How Has Working from Home Affected the Housing Market?
During the COVID-19 outbreak in the early of 2020, many businesses across the United States closed, and millions of workers experienced working from home (WFH) out of necessity. This sudden and massive WFH experiment generated major lifestyle changes for workers, home owners, business owners and communities.
According to a new National Bureau of Economic Research working paper, Working from Home Around the World, which surveyed full-time workers in 27 countries in mid-2021 and early 2022, full WFH days averaged 1.5 days per week, with companies planning an average of 0.7 WFH days and workers desiring 1.7 WFH days. People placed a sizeable value on the option to WFH a few days per week because it saves time and costs, and provides more flexibility in time use over the day. Specifically, the study concluded that employees valued the option to WFH two to three days per week at 5% of pay, on average, with higher valuations for women, people living with children and those with longer commutes.
WFH has also enabled home buyers to relocate to low-density areas that have higher housing affordability conditions. The most recent analyses of NAHB's Home Building Geography Index (HBGI) showed that home building activities have shifted from higher density core areas to low-density and low-cost markets since the beginning of the COVID-19 pandemic.

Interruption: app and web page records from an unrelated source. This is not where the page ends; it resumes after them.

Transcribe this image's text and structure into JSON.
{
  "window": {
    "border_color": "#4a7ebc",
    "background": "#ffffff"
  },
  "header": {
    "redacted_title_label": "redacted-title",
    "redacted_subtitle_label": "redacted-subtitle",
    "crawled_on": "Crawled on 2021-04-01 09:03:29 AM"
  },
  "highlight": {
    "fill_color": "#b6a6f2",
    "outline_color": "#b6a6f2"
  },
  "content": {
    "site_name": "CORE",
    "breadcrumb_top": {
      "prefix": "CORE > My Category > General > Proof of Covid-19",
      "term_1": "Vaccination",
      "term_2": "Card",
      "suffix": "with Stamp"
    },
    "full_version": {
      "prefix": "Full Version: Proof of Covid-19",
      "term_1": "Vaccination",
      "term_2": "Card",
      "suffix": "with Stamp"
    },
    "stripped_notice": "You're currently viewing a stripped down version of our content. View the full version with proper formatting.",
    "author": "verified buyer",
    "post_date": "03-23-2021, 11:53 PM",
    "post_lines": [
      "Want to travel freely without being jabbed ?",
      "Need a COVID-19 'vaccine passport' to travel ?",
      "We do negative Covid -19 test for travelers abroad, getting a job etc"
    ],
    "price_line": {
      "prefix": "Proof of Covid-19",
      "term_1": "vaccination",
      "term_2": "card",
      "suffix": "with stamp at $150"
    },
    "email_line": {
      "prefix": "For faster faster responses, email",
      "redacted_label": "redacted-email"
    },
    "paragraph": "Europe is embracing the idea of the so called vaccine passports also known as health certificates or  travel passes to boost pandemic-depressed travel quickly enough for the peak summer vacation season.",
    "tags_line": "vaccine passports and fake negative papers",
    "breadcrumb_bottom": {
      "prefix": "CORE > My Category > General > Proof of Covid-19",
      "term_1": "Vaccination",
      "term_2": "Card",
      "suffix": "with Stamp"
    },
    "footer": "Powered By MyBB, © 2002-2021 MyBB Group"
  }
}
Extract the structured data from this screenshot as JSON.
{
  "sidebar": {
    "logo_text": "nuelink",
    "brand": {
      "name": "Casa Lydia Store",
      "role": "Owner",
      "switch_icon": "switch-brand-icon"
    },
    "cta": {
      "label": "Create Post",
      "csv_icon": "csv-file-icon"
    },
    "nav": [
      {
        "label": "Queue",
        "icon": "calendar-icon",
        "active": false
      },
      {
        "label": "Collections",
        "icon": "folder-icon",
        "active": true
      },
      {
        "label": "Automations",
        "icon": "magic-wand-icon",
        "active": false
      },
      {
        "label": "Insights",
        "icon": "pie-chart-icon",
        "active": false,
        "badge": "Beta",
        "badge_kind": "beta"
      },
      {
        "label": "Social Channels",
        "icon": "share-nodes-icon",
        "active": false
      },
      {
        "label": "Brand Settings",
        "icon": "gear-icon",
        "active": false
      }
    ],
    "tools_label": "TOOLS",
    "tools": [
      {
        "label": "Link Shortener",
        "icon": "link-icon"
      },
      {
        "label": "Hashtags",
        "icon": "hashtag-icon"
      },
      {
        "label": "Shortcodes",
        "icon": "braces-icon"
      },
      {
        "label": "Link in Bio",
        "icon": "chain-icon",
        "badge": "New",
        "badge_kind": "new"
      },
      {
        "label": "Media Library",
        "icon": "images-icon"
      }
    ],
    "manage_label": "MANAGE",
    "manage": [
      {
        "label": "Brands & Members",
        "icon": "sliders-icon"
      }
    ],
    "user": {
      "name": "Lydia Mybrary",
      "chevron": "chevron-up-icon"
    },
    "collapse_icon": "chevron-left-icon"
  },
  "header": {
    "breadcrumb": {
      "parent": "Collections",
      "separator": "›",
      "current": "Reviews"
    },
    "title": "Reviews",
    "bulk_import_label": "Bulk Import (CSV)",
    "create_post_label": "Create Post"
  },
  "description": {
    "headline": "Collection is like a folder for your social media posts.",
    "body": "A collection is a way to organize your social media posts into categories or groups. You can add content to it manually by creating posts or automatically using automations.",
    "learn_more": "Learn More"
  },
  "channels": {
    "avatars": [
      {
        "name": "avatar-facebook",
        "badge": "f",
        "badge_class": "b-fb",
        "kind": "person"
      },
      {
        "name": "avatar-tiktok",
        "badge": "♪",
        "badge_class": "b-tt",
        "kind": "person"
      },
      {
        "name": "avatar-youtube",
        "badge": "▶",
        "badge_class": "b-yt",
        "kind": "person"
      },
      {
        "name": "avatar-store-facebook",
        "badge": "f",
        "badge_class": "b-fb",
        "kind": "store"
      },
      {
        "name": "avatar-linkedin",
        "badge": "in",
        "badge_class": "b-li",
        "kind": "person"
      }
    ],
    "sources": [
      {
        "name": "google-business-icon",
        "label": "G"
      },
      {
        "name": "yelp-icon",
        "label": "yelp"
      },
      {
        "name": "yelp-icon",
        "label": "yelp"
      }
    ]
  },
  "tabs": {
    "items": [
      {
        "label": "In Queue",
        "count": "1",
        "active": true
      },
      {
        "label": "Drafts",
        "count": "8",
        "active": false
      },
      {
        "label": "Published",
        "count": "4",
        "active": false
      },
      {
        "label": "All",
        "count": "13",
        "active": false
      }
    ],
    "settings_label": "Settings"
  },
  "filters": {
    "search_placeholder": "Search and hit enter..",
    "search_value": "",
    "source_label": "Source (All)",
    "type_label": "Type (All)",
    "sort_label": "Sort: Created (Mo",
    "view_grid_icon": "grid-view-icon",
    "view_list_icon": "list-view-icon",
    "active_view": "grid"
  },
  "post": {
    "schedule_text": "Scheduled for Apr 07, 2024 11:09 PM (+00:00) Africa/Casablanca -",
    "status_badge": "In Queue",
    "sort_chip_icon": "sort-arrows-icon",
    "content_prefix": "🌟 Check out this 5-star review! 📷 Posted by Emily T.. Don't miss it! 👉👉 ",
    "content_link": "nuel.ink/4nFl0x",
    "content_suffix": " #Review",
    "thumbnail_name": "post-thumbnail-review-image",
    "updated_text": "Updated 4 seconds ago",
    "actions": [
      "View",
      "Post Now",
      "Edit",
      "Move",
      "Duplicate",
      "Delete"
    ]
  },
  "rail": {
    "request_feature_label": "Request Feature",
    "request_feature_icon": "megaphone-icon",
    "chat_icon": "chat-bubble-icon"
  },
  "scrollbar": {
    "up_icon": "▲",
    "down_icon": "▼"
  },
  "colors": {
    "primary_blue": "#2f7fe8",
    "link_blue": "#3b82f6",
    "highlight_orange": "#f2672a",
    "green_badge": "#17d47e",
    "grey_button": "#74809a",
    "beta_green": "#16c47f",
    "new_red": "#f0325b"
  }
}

The analyses also indicated that the market share of single-family and multifamily construction in large metro core and inner suburbs dropped in the second quarter of 2022, compared to the fourth quarter of 2019 (pre-COVID).
Jing Fu, Ph.D., NAHB director of forecasting and analysis, provides more insights in this Eye on Housing post.